D1 Non-residential Institutions Class XIII, Class XV, and Class XVI Places of worship, church halls Clinics, health centres, crèches, day nurseries, consulting rooms Museums, public halls, libraries, art galleries, exhibition halls Non-residential education and training centres No permitted change
– – – –
D2 Assembly and Leisure Class XVII and Class XVIII Cinemas, music and concert halls Dance, sports halls, swimming baths, skating rinks, gymnasiums Other indoor and outdoor sports and leisure uses, bingo halls, casinos No permitted change
– – – –
Sui Generis Class XVII Theatres No permitted change 
When you purchase a commercial property, there are several costs that need to be taken into account:
Fees for Any Professional Advisers and Commercial Mortgages

An acquisition surveyor will charge a fee of between 0.5 % to 3 % of the total cost of purchase. Solicitor’s fees are generally between 0.5% to 1.25% of the value of the transaction. You also may need a commercial mortgage to finance your property purchase.

Business Rates
Business rates are based on the rateable value. These valuations are carried out by The Valuation Office Agency (VOA). These are revised on a periodic basis.

Others costs involved
Insurance, repairs, maintenance, running costs or Service charge (lighting, heating, any cleaning services etc), Stamp Duty Land Tax (SDLT), deposit…

It may be necessary to obtain a commercial mortgage in order to finance your property purchase.

The first step that you need to take is to find a lender who can offer you the best deal, whether it’s from a major bank or a building society.

It may be worth seeking professional help from a commercial mortgage broker to meet your business needs. Many commercial brokers specialise in specific sectors and therefore the obvious choice would be to choose the one who has specialist market knowledge in the sector of your business. A commercial broker is constantly monitoring the market to ensure you are benefiting from the best deal.

Contact us where we can put you in touch with our preferred mortgage brokers.

You may want to investigate whether there are any capital allowances available for you to reclaim. You can reclaim expenditure on your commercial property against your overall tax liability.

Please contact us for more advice.

When you have found the commercial property that meets your business needs, it is highly recommended that you compare the price within your chosen locations. If you are satisfied with the sale price, then proceed to make a written offer to the seller. This will usually be submitted through our Commercial Estate Agents.
Until contracts have been exchanged, the vendor can opt to sell to another interested party, unless a lockout agreement has been entered into.

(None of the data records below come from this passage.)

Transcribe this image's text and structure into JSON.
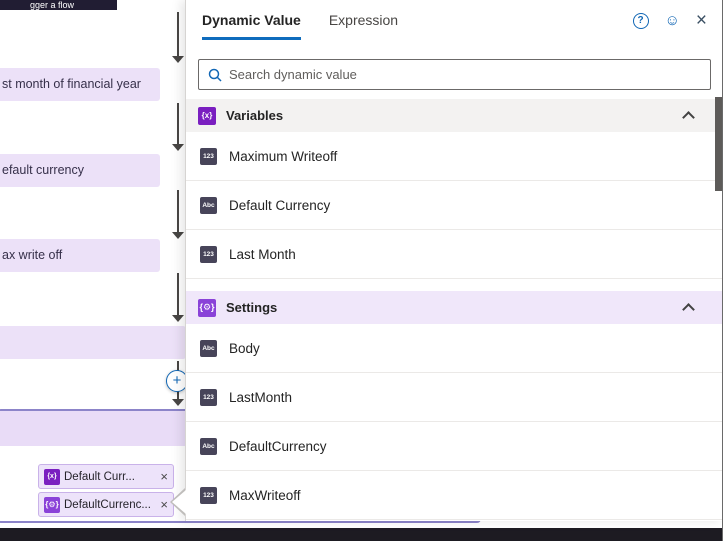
{
  "colors": {
    "accent_blue": "#0f6cbd",
    "variables_purple": "#7a1fc0",
    "settings_purple": "#8a42d8",
    "flow_card_purple": "#ece1f8",
    "settings_section_bg": "#f0e7fa",
    "variables_section_bg": "#f3f2f1"
  },
  "canvas": {
    "top_bar_text": "gger a flow",
    "cards": [
      {
        "label": "st month of financial year"
      },
      {
        "label": "efault currency"
      },
      {
        "label": "ax write off"
      }
    ],
    "add_button_label": "+",
    "selected_card": {
      "chips": [
        {
          "icon": "variables-icon",
          "glyph": "{x}",
          "label": "Default Curr...",
          "close_glyph": "×"
        },
        {
          "icon": "settings-icon",
          "glyph": "{⚙}",
          "label": "DefaultCurrenc...",
          "close_glyph": "×"
        }
      ]
    }
  },
  "panel": {
    "tabs": [
      {
        "label": "Dynamic Value",
        "active": true
      },
      {
        "label": "Expression",
        "active": false
      }
    ],
    "header_icons": {
      "help": "?",
      "feedback": "☺",
      "close": "×"
    },
    "search": {
      "placeholder": "Search dynamic value"
    },
    "sections": [
      {
        "title": "Variables",
        "icon_glyph": "{x}",
        "items": [
          {
            "type": "123",
            "label": "Maximum Writeoff"
          },
          {
            "type": "Abc",
            "label": "Default Currency"
          },
          {
            "type": "123",
            "label": "Last Month"
          }
        ]
      },
      {
        "title": "Settings",
        "icon_glyph": "{⚙}",
        "items": [
          {
            "type": "Abc",
            "label": "Body"
          },
          {
            "type": "123",
            "label": "LastMonth"
          },
          {
            "type": "Abc",
            "label": "DefaultCurrency"
          },
          {
            "type": "123",
            "label": "MaxWriteoff"
          }
        ]
      }
    ]
  }
}
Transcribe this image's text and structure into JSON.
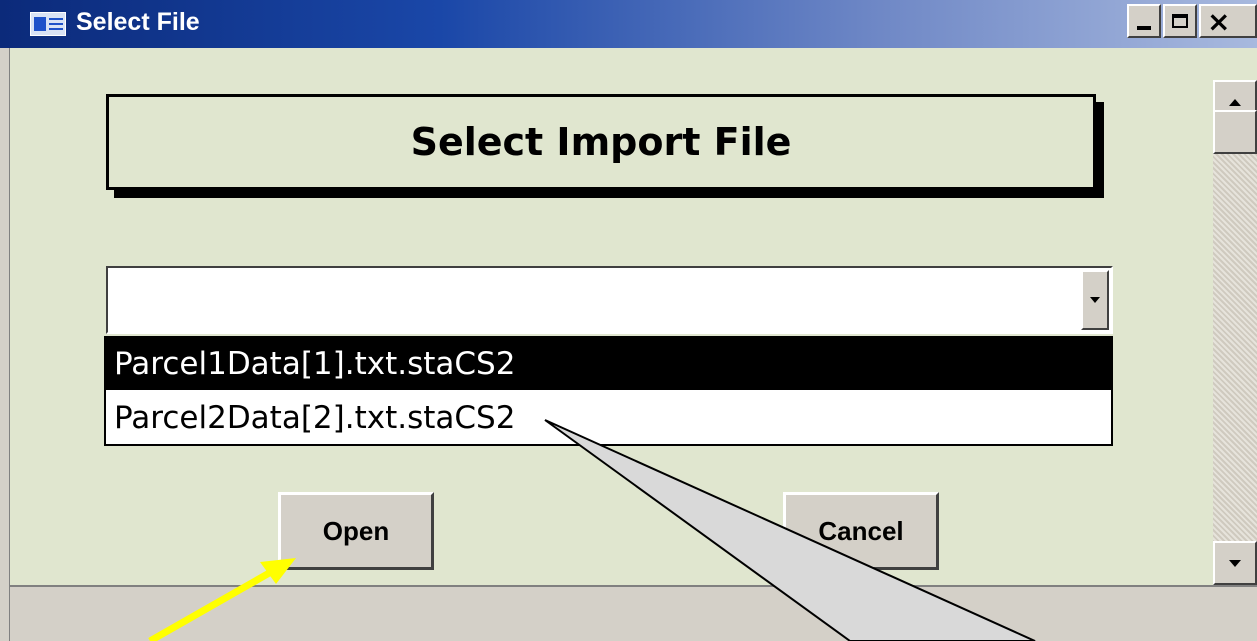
{
  "window": {
    "title": "Select File",
    "icon": "form-icon",
    "controls": {
      "minimize": "minimize-icon",
      "maximize": "maximize-icon",
      "close": "×"
    }
  },
  "form": {
    "heading": "Select Import File",
    "combo": {
      "value": "",
      "arrow_icon": "chevron-down-icon",
      "options": [
        "Parcel1Data[1].txt.staCS2",
        "Parcel2Data[2].txt.staCS2"
      ],
      "selected_index": 0
    },
    "buttons": {
      "open": "Open",
      "cancel": "Cancel"
    }
  },
  "colors": {
    "form_background": "#e0e6cf",
    "title_bar_start": "#0b2a7a",
    "title_bar_end": "#a8b9de",
    "selected_option": "#000000",
    "annotation_arrow": "#ffff00",
    "callout_fill": "#d9d9d9"
  },
  "annotations": {
    "arrow_target": "open-button",
    "callout_target": "dropdown-option-2"
  }
}
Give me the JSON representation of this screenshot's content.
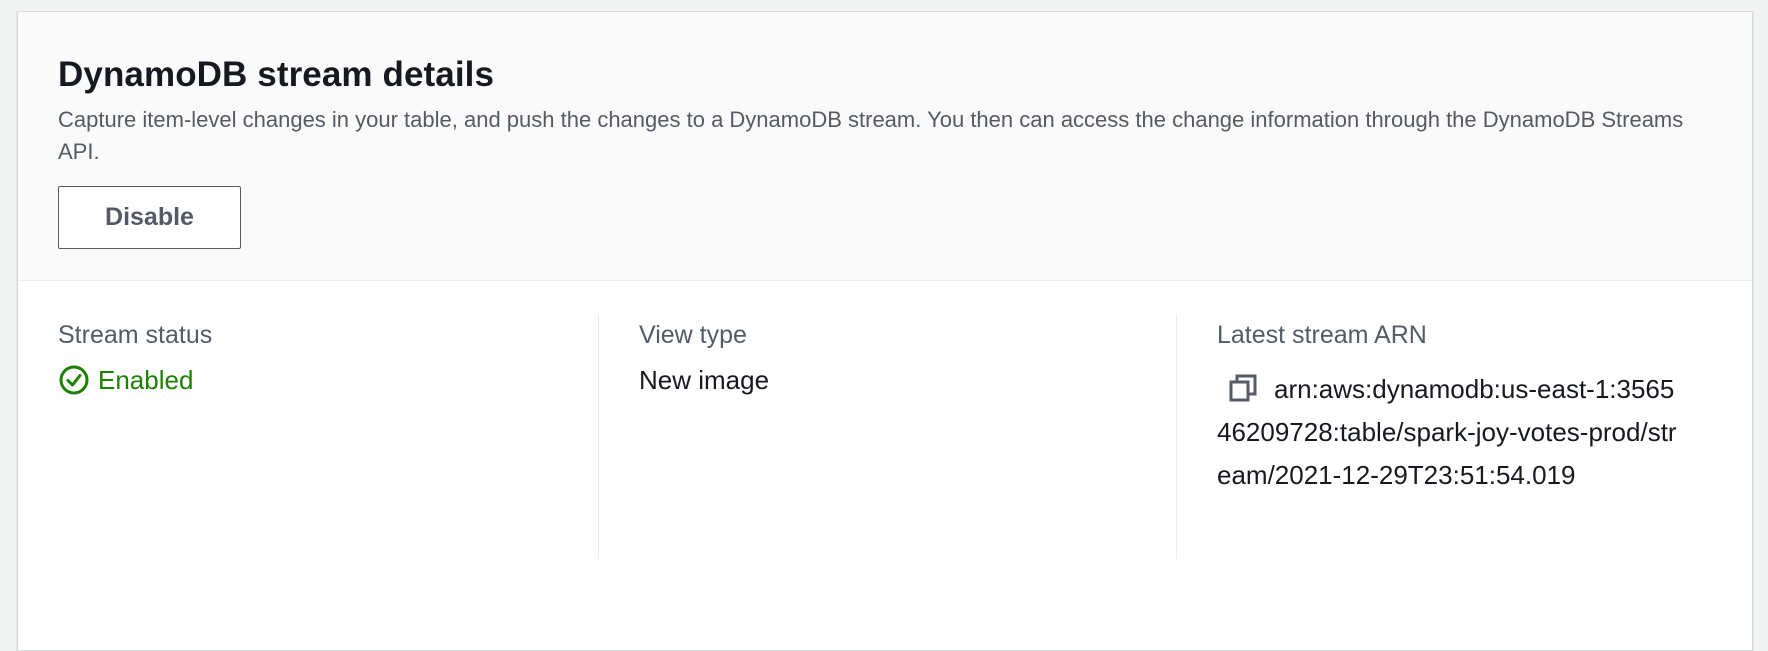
{
  "panel": {
    "title": "DynamoDB stream details",
    "description": "Capture item-level changes in your table, and push the changes to a DynamoDB stream. You then can access the change information through the DynamoDB Streams API.",
    "disable_label": "Disable"
  },
  "details": {
    "stream_status": {
      "label": "Stream status",
      "value": "Enabled",
      "icon": "check-circle-icon",
      "color": "#1d8102"
    },
    "view_type": {
      "label": "View type",
      "value": "New image"
    },
    "latest_stream_arn": {
      "label": "Latest stream ARN",
      "value": "arn:aws:dynamodb:us-east-1:356546209728:table/spark-joy-votes-prod/stream/2021-12-29T23:51:54.019",
      "icon": "copy-icon"
    }
  }
}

Completion typically follows a month later but can be varied prior to exchange of contracts and will be clearly set out in the HOTS. This is when you pay the remaining balance and the contract is complete.